The required result is one figure, the count of lines below with the string "icon" in them.

= Beginning of Section =

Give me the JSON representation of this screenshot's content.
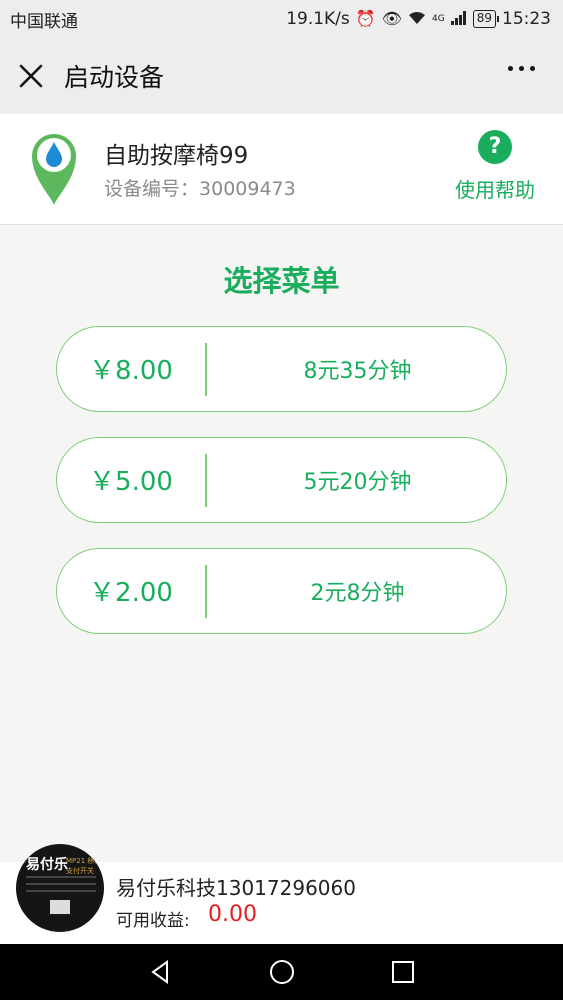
{
  "status_bar": {
    "carrier": "中国联通",
    "speed": "19.1K/s",
    "network": "4G",
    "battery": "89",
    "time": "15:23"
  },
  "nav": {
    "title": "启动设备",
    "close_icon": "close-icon",
    "more_icon": "more-dots-icon"
  },
  "device": {
    "name": "自助按摩椅99",
    "id_label": "设备编号：",
    "id_value": "30009473",
    "icon": "location-drop-icon",
    "help_symbol": "?",
    "help_label": "使用帮助"
  },
  "menu": {
    "title": "选择菜单",
    "options": [
      {
        "price": "￥8.00",
        "desc": "8元35分钟"
      },
      {
        "price": "￥5.00",
        "desc": "5元20分钟"
      },
      {
        "price": "￥2.00",
        "desc": "2元8分钟"
      }
    ]
  },
  "footer": {
    "avatar_title": "易付乐",
    "avatar_tag": "MP21 移动支付开关",
    "merchant_name": "易付乐科技13017296060",
    "balance_label": "可用收益:",
    "balance_value": "0.00"
  },
  "colors": {
    "accent": "#1aad5d",
    "border": "#7fce79",
    "balance": "#e02020"
  }
}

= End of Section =

**FINISHED TASK:** 3